I live in a working mans neighborhood. Lots of pickup trucks. Normally the beds of the trucks are empty, until the weekend. Thats when they get used. I have a Ford Ranger and it gets used on weekend for furniture moving , yard materials , etc. I have the only pickup in the family so it gets shared allot. During the week it still gets 28 MPG on the highway. By the way I live in Colorado, not in New York city.
You notice some interesting features about this system 1) The system is for the back axle on a front wheel drive car. As a result the flywheel has it's own clutch and transmission. 2) The control on this system will be independent of the main engine. You could even charge up this system while the main engine is powering you down the road. 3) You could put any kind of engine you want as the main engine, the only connection would be through a computer that would have input and output for both the main engine and the KERS system.
A charging system like this one was used by a company in the 1950's to charge up their flywheel bus. I believe it was tried in Sweden and also they had a system in Zaire. Because flywheel technology was not very advanced, the systems were not in service very long.
A question I have is how much land area would be required to produce the bio-fuel necessary to supply the airline fleet that exists today? I don't see how you will be able to produce this much fuel without impacting the worlds food sources
The closest to this type of engine flying today is on a corporate airplane called a Piaggio P.180 Avanti. The unique design of this airplane has the 850 hp PT6 turbine engines driving a 5 bladed propeller that is mounted behind the engine on the back of the wing. It produces a sort of buzzing sound as it goes by. It is a very different sound, sort of irritating because it's not an airplane sound that your ears are used to. I live under the flight pattern of a regional airport, and I can always tell when one of these planes flies over. I think the reason for the sound is because the airflow off the top and bottom of the wing move at different speeds and the prop blades sort of modulate this airflow producing the distinctive sound.

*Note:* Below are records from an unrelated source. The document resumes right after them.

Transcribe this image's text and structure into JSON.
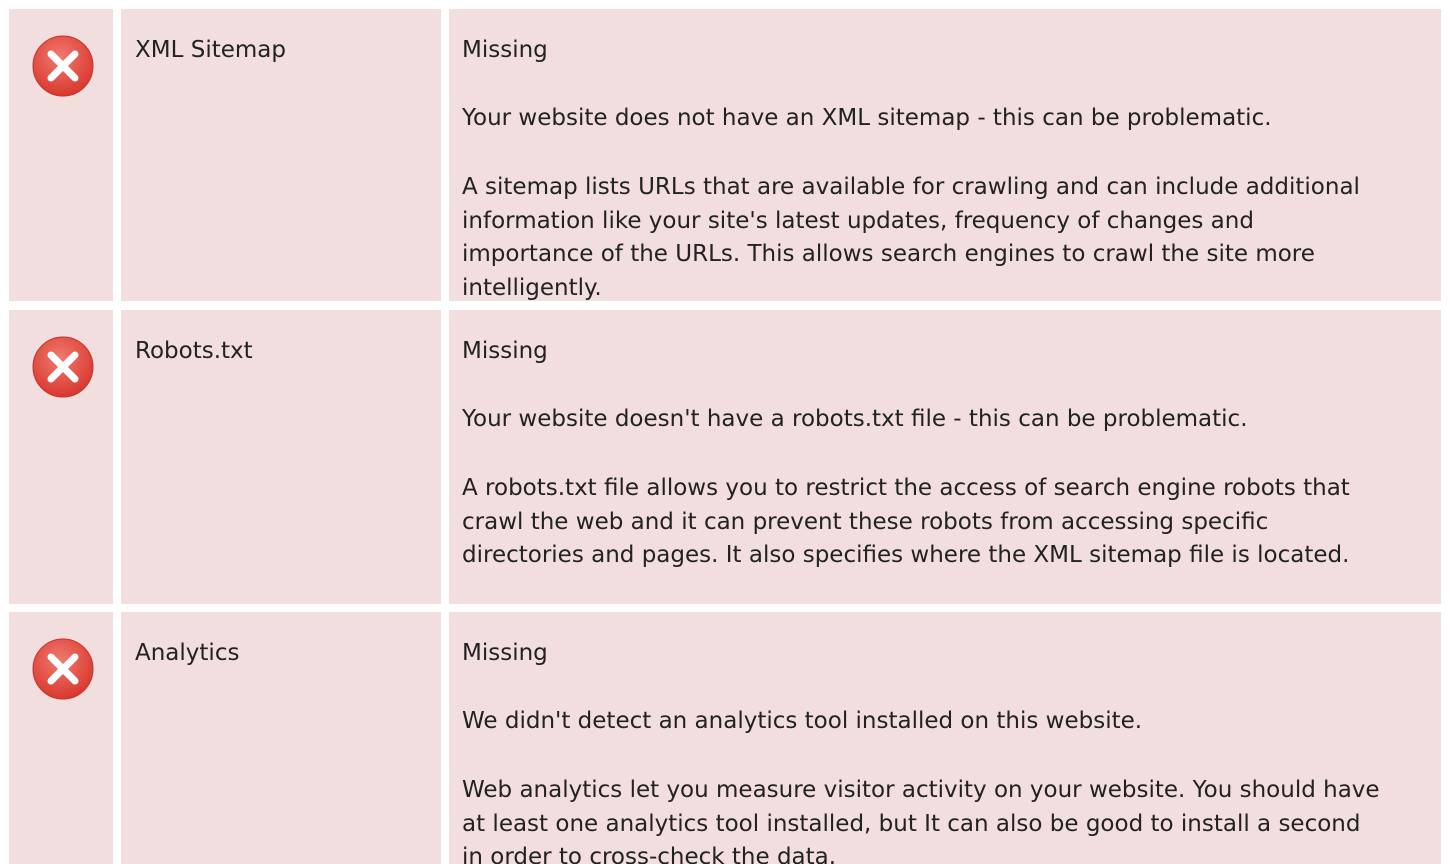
{
  "checks": [
    {
      "name": "XML Sitemap",
      "status": "Missing",
      "summary": "Your website does not have an XML sitemap - this can be problematic.",
      "detail": "A sitemap lists URLs that are available for crawling and can include additional information like your site's latest updates, frequency of changes and importance of the URLs. This allows search engines to crawl the site more intelligently.",
      "icon": "error-x-icon"
    },
    {
      "name": "Robots.txt",
      "status": "Missing",
      "summary": "Your website doesn't have a robots.txt file - this can be problematic.",
      "detail": "A robots.txt file allows you to restrict the access of search engine robots that crawl the web and it can prevent these robots from accessing specific directories and pages. It also specifies where the XML sitemap file is located.",
      "icon": "error-x-icon"
    },
    {
      "name": "Analytics",
      "status": "Missing",
      "summary": "We didn't detect an analytics tool installed on this website.",
      "detail": "Web analytics let you measure visitor activity on your website. You should have at least one analytics tool installed, but It can also be good to install a second in order to cross-check the data.",
      "icon": "error-x-icon"
    }
  ],
  "colors": {
    "row_background": "#f2dede",
    "icon_red": "#e0463c",
    "icon_cross": "#ffffff"
  }
}
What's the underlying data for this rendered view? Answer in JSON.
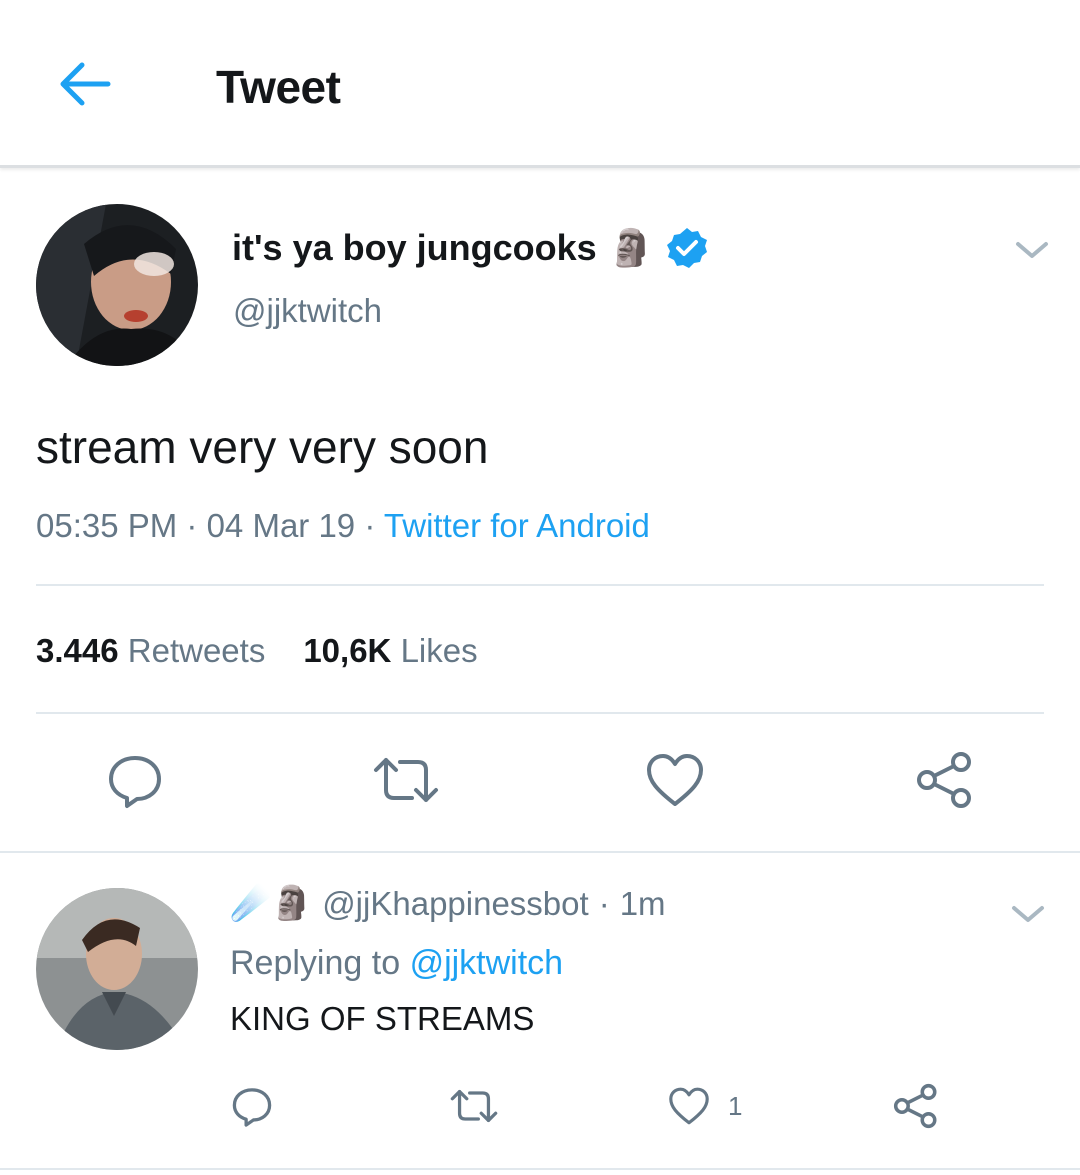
{
  "header": {
    "title": "Tweet",
    "back_icon": "arrow-left-icon",
    "accent_color": "#1da1f2"
  },
  "tweet": {
    "display_name": "it's ya boy jungcooks",
    "name_emoji": "🗿",
    "verified_icon": "verified-badge-icon",
    "handle": "@jjktwitch",
    "text": "stream very very soon",
    "time": "05:35 PM",
    "date": "04 Mar 19",
    "separator": " · ",
    "source": "Twitter for Android",
    "retweets_count": "3.446",
    "retweets_label": "Retweets",
    "likes_count": "10,6K",
    "likes_label": "Likes",
    "actions": [
      "reply-icon",
      "retweet-icon",
      "like-icon",
      "share-icon"
    ]
  },
  "reply": {
    "emojis": "☄️🗿",
    "handle": "@jjKhappinessbot",
    "time": "1m",
    "separator": " · ",
    "replying_label": "Replying to",
    "replying_to": "@jjktwitch",
    "text": "KING OF STREAMS",
    "like_count": "1"
  }
}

This is the type of thing that Detroit is so good at. Take an advanced specialized process and turning it into a production line process.